Sitka National Monument

On Baranoff Island, upon the southeastern shore of Alaska, is a reservation known as the Sitka National Monument which commemorates an important episode in the early history of Alaska. On this tract, which lies within a mile of the steamboat-landing at Sitka, formerly stood the village of the Kik-Siti Indians who, in 1802, attacked the settlement of Sitka and massacred the Russians who had established it. Two years later the Russians under Baranoff recovered the settlement from the Indians, contrary to the active opposition of Great Britain, and established the title which they afterward transferred to the United States. Graves of some of those who fell in the later battle may be seen.

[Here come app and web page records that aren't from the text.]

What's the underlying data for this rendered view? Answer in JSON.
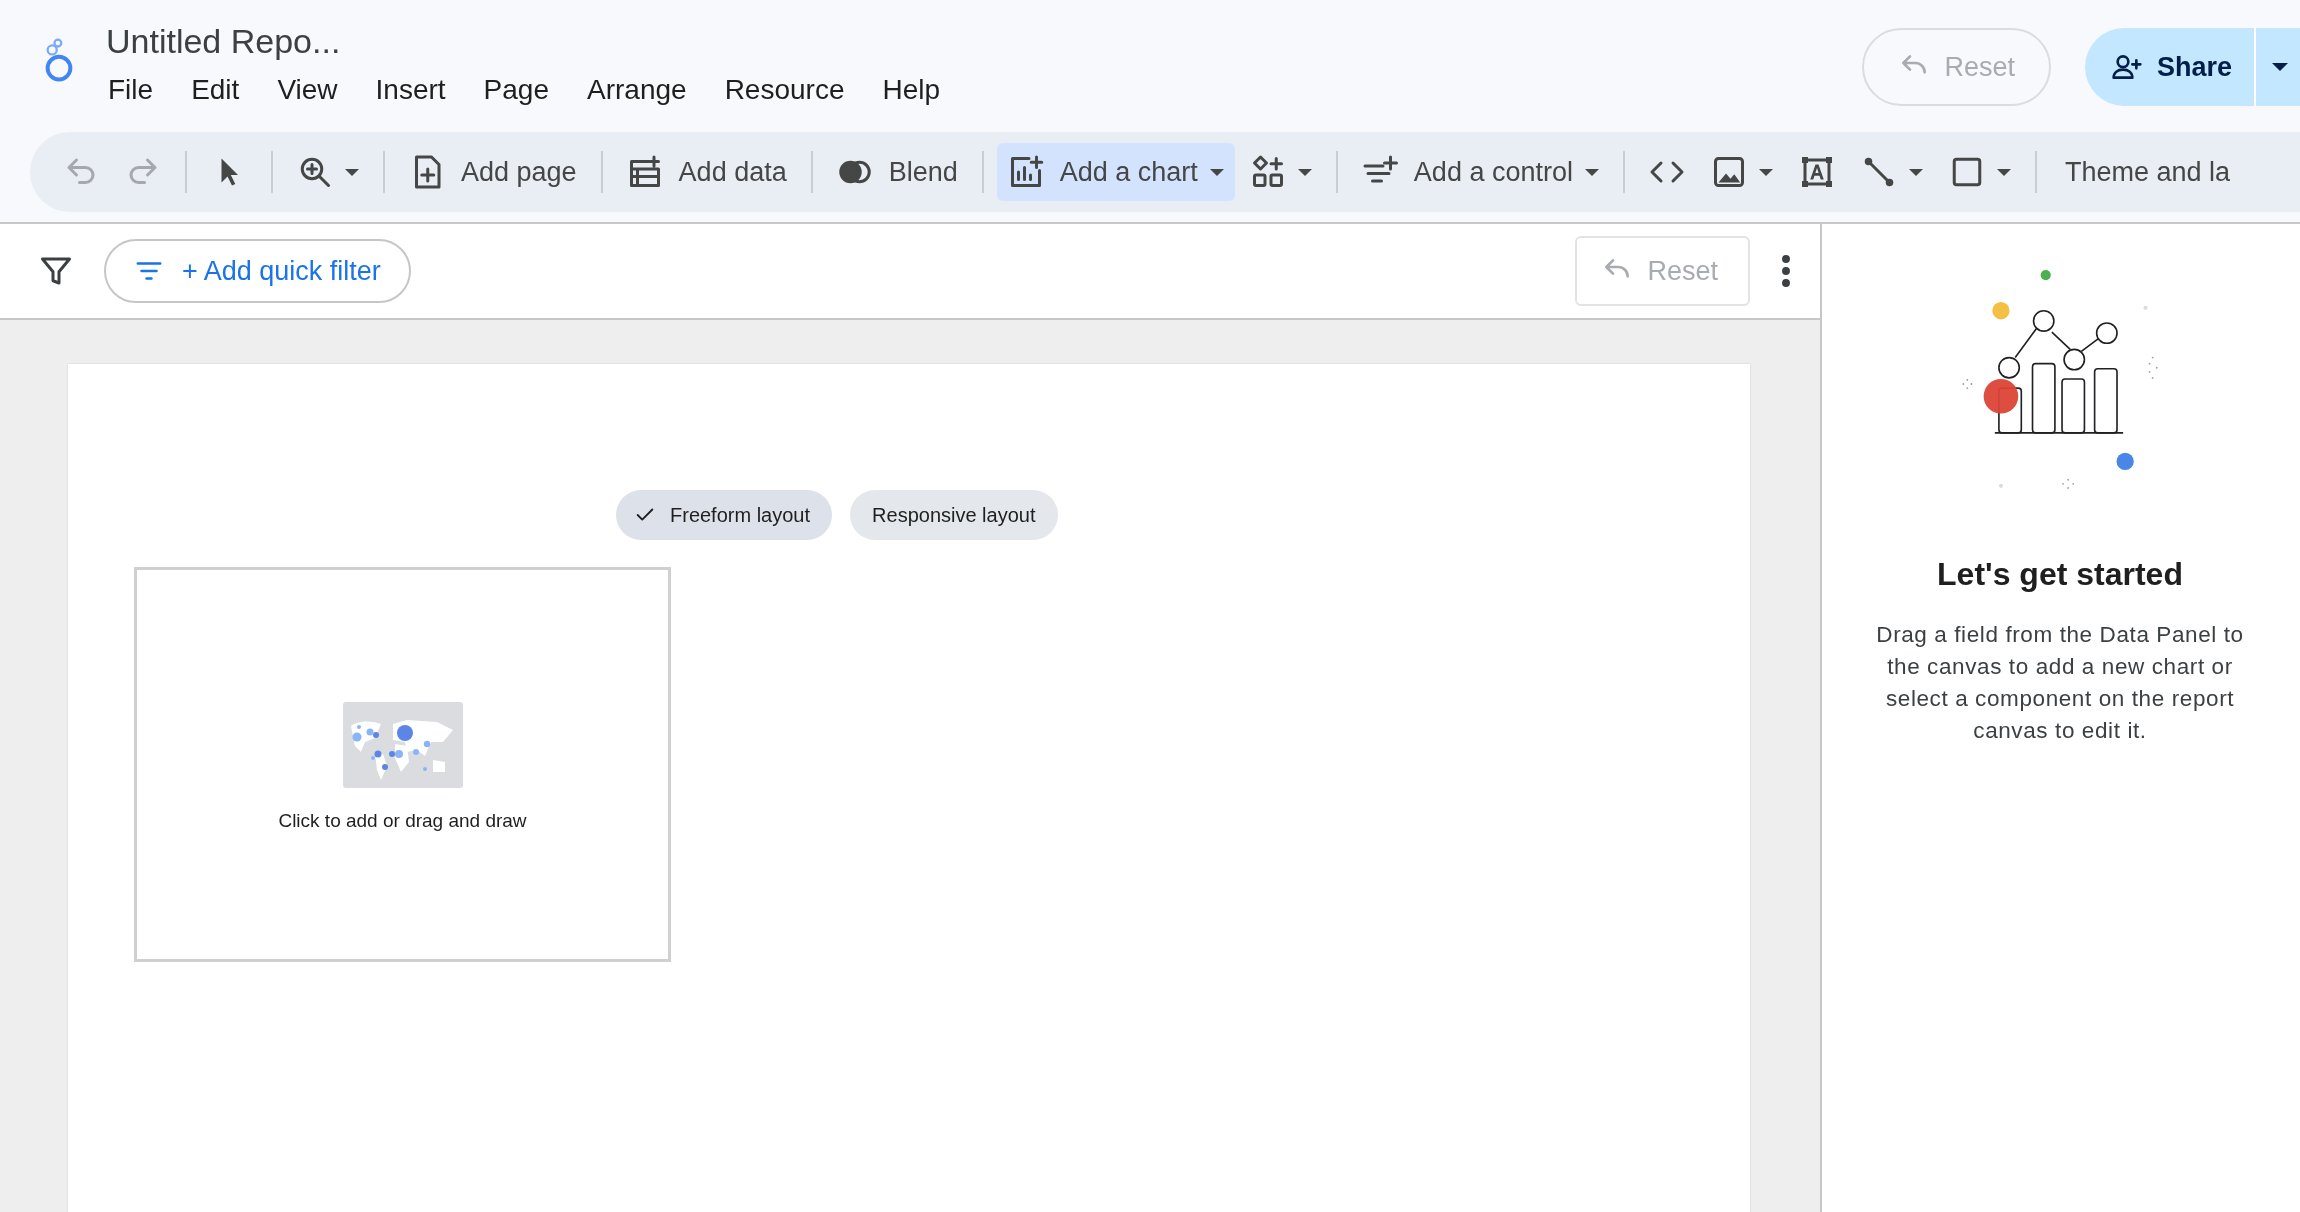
{
  "app": {
    "title": "Untitled Repo...",
    "menu": [
      "File",
      "Edit",
      "View",
      "Insert",
      "Page",
      "Arrange",
      "Resource",
      "Help"
    ]
  },
  "header_actions": {
    "reset": {
      "label": "Reset",
      "disabled": true
    },
    "share": {
      "label": "Share"
    }
  },
  "toolbar": {
    "groups": [
      {
        "items": [
          {
            "kind": "undo",
            "dropdown": false,
            "selected": false,
            "disabled": true
          },
          {
            "kind": "redo",
            "dropdown": false,
            "selected": false,
            "disabled": true
          }
        ]
      },
      {
        "items": [
          {
            "kind": "select",
            "dropdown": false,
            "selected": false,
            "disabled": false
          }
        ]
      },
      {
        "items": [
          {
            "kind": "zoom",
            "dropdown": true,
            "selected": false,
            "disabled": false
          }
        ]
      },
      {
        "items": [
          {
            "kind": "add_page",
            "label": "Add page",
            "dropdown": false,
            "selected": false,
            "disabled": false
          }
        ]
      },
      {
        "items": [
          {
            "kind": "add_data",
            "label": "Add data",
            "dropdown": false,
            "selected": false,
            "disabled": false
          }
        ]
      },
      {
        "items": [
          {
            "kind": "blend",
            "label": "Blend",
            "dropdown": false,
            "selected": false,
            "disabled": false
          }
        ]
      },
      {
        "items": [
          {
            "kind": "add_chart",
            "label": "Add a chart",
            "dropdown": true,
            "selected": true,
            "disabled": false
          },
          {
            "kind": "community",
            "dropdown": true,
            "selected": false,
            "disabled": false
          }
        ]
      },
      {
        "items": [
          {
            "kind": "add_control",
            "label": "Add a control",
            "dropdown": true,
            "selected": false,
            "disabled": false
          }
        ]
      },
      {
        "items": [
          {
            "kind": "code",
            "dropdown": false,
            "selected": false,
            "disabled": false
          },
          {
            "kind": "image",
            "dropdown": true,
            "selected": false,
            "disabled": false
          },
          {
            "kind": "text",
            "dropdown": false,
            "selected": false,
            "disabled": false
          },
          {
            "kind": "line",
            "dropdown": true,
            "selected": false,
            "disabled": false
          },
          {
            "kind": "shape",
            "dropdown": true,
            "selected": false,
            "disabled": false
          }
        ]
      },
      {
        "items": [
          {
            "kind": "theme",
            "label": "Theme and la",
            "dropdown": false,
            "selected": false,
            "disabled": false
          }
        ]
      }
    ]
  },
  "filter_bar": {
    "add_filter": "+ Add quick filter",
    "reset": {
      "label": "Reset",
      "disabled": true
    }
  },
  "canvas": {
    "layouts": [
      {
        "label": "Freeform layout",
        "selected": true
      },
      {
        "label": "Responsive layout",
        "selected": false
      }
    ],
    "placeholder": {
      "caption": "Click to add or drag and draw"
    }
  },
  "side_panel": {
    "heading": "Let's get started",
    "body": "Drag a field from the Data Panel to the canvas to add a new chart or select a component on the report canvas to edit it."
  }
}
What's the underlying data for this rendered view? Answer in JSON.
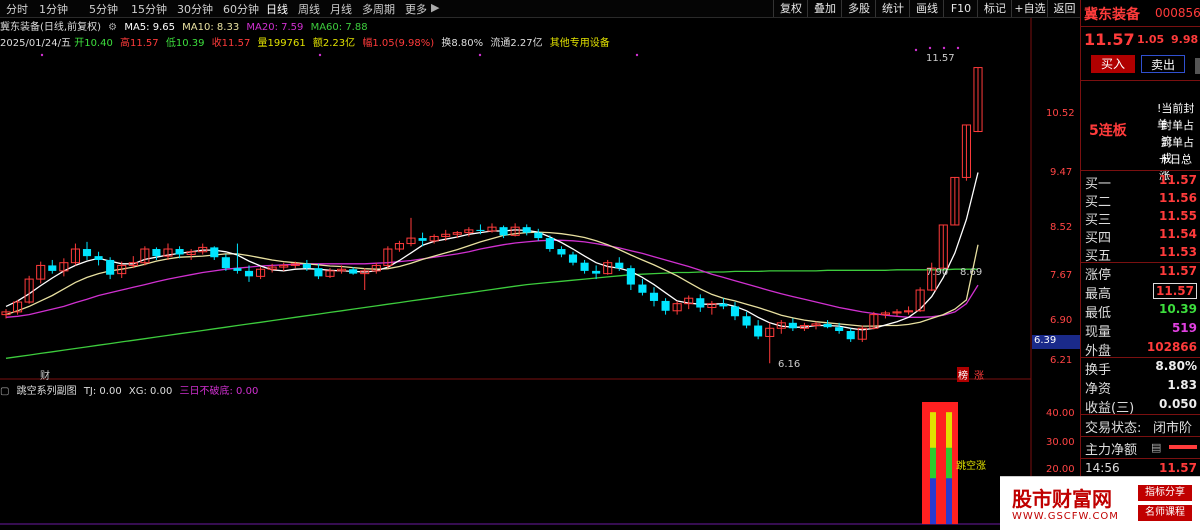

The reservation is also a fine exhibit of the forest and flora of the Alexander Archipelago. Sixteen totem-poles remain from the old native days.